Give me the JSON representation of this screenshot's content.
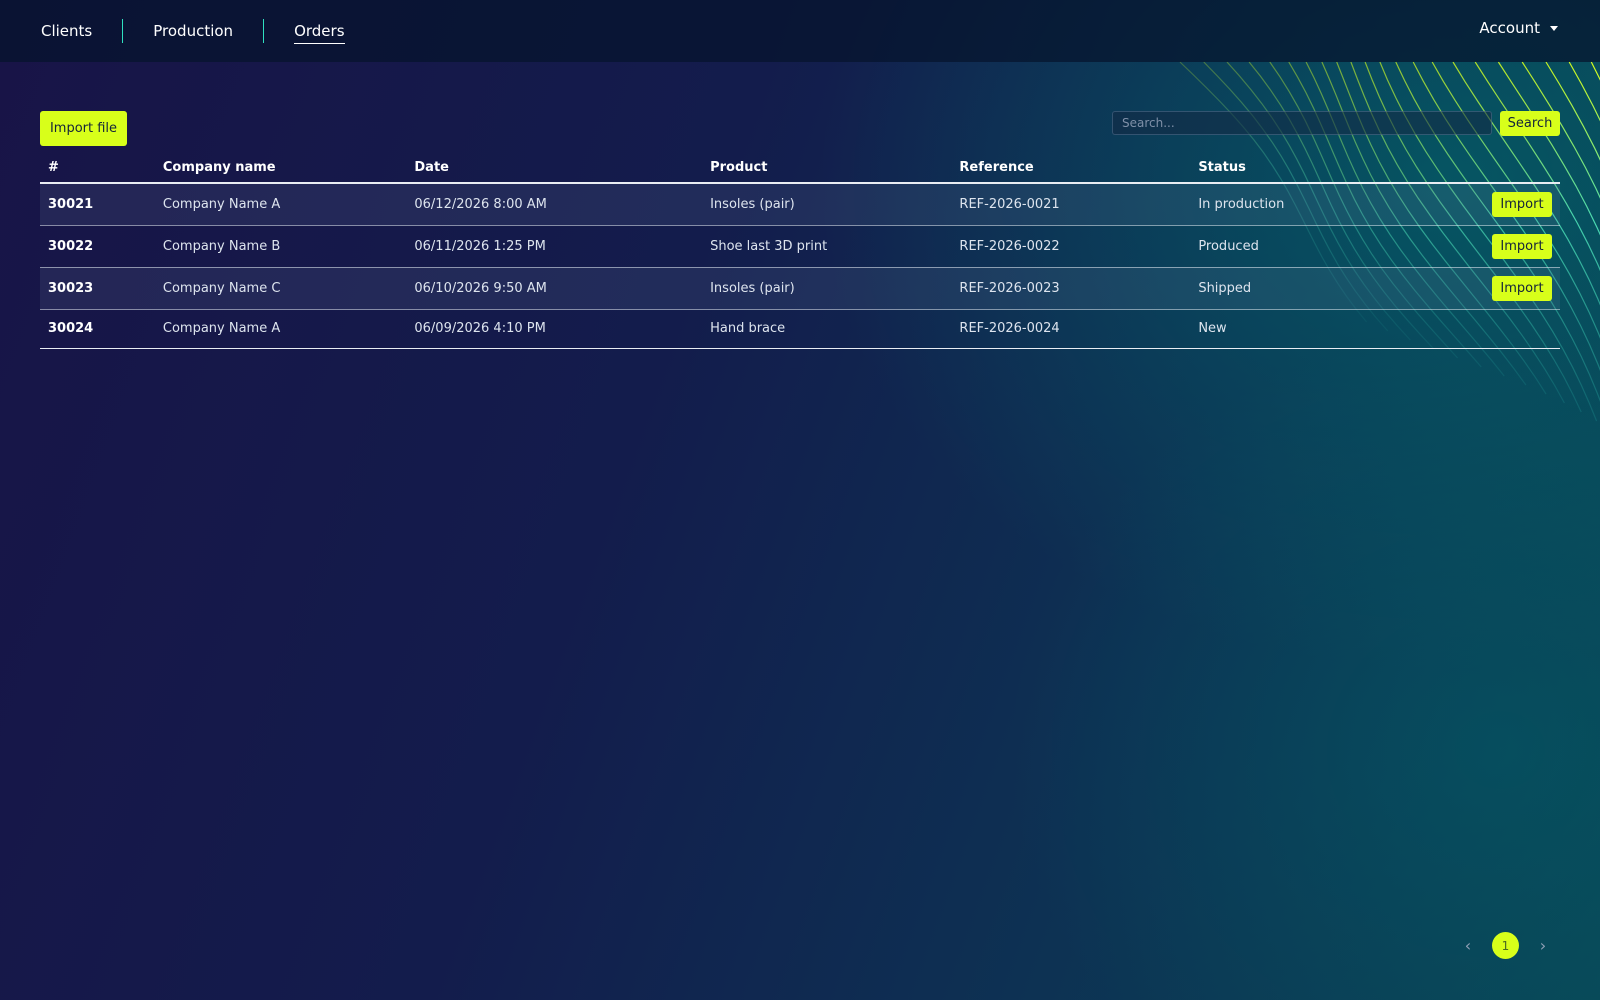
{
  "nav": {
    "items": [
      {
        "label": "Clients"
      },
      {
        "label": "Production"
      },
      {
        "label": "Orders",
        "active": true
      }
    ],
    "account_label": "Account"
  },
  "toolbar": {
    "import_file_label": "Import file",
    "search_placeholder": "Search...",
    "search_label": "Search"
  },
  "table": {
    "headers": [
      "#",
      "Company name",
      "Date",
      "Product",
      "Reference",
      "Status"
    ],
    "rows": [
      {
        "id": "30021",
        "company": "Company Name A",
        "date": "06/12/2026 8:00 AM",
        "product": "Insoles (pair)",
        "reference": "REF-2026-0021",
        "status": "In production",
        "action": "Import"
      },
      {
        "id": "30022",
        "company": "Company Name B",
        "date": "06/11/2026 1:25 PM",
        "product": "Shoe last 3D print",
        "reference": "REF-2026-0022",
        "status": "Produced",
        "action": "Import"
      },
      {
        "id": "30023",
        "company": "Company Name C",
        "date": "06/10/2026 9:50 AM",
        "product": "Insoles (pair)",
        "reference": "REF-2026-0023",
        "status": "Shipped",
        "action": "Import"
      },
      {
        "id": "30024",
        "company": "Company Name A",
        "date": "06/09/2026 4:10 PM",
        "product": "Hand brace",
        "reference": "REF-2026-0024",
        "status": "New",
        "action": ""
      }
    ]
  },
  "pagination": {
    "prev_icon": "chevron-left-icon",
    "current_page": "1",
    "next_icon": "chevron-right-icon"
  },
  "colors": {
    "accent": "#d8ff1a",
    "nav_separator": "#2fe0c0",
    "background_start": "#181447",
    "background_end": "#0a4656"
  }
}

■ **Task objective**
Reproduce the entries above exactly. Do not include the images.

■ **Exercise result**
Give me the JSON representation of this screenshot's content.
{
  "nav": {
    "items": [
      {
        "label": "Clients"
      },
      {
        "label": "Production"
      },
      {
        "label": "Orders",
        "active": true
      }
    ],
    "account_label": "Account"
  },
  "toolbar": {
    "import_file_label": "Import file",
    "search_placeholder": "Search...",
    "search_label": "Search"
  },
  "table": {
    "headers": [
      "#",
      "Company name",
      "Date",
      "Product",
      "Reference",
      "Status"
    ],
    "rows": [
      {
        "id": "30021",
        "company": "Company Name A",
        "date": "06/12/2026 8:00 AM",
        "product": "Insoles (pair)",
        "reference": "REF-2026-0021",
        "status": "In production",
        "action": "Import"
      },
      {
        "id": "30022",
        "company": "Company Name B",
        "date": "06/11/2026 1:25 PM",
        "product": "Shoe last 3D print",
        "reference": "REF-2026-0022",
        "status": "Produced",
        "action": "Import"
      },
      {
        "id": "30023",
        "company": "Company Name C",
        "date": "06/10/2026 9:50 AM",
        "product": "Insoles (pair)",
        "reference": "REF-2026-0023",
        "status": "Shipped",
        "action": "Import"
      },
      {
        "id": "30024",
        "company": "Company Name A",
        "date": "06/09/2026 4:10 PM",
        "product": "Hand brace",
        "reference": "REF-2026-0024",
        "status": "New",
        "action": ""
      }
    ]
  },
  "pagination": {
    "prev_icon": "chevron-left-icon",
    "current_page": "1",
    "next_icon": "chevron-right-icon"
  },
  "colors": {
    "accent": "#d8ff1a",
    "nav_separator": "#2fe0c0",
    "background_start": "#181447",
    "background_end": "#0a4656"
  }
}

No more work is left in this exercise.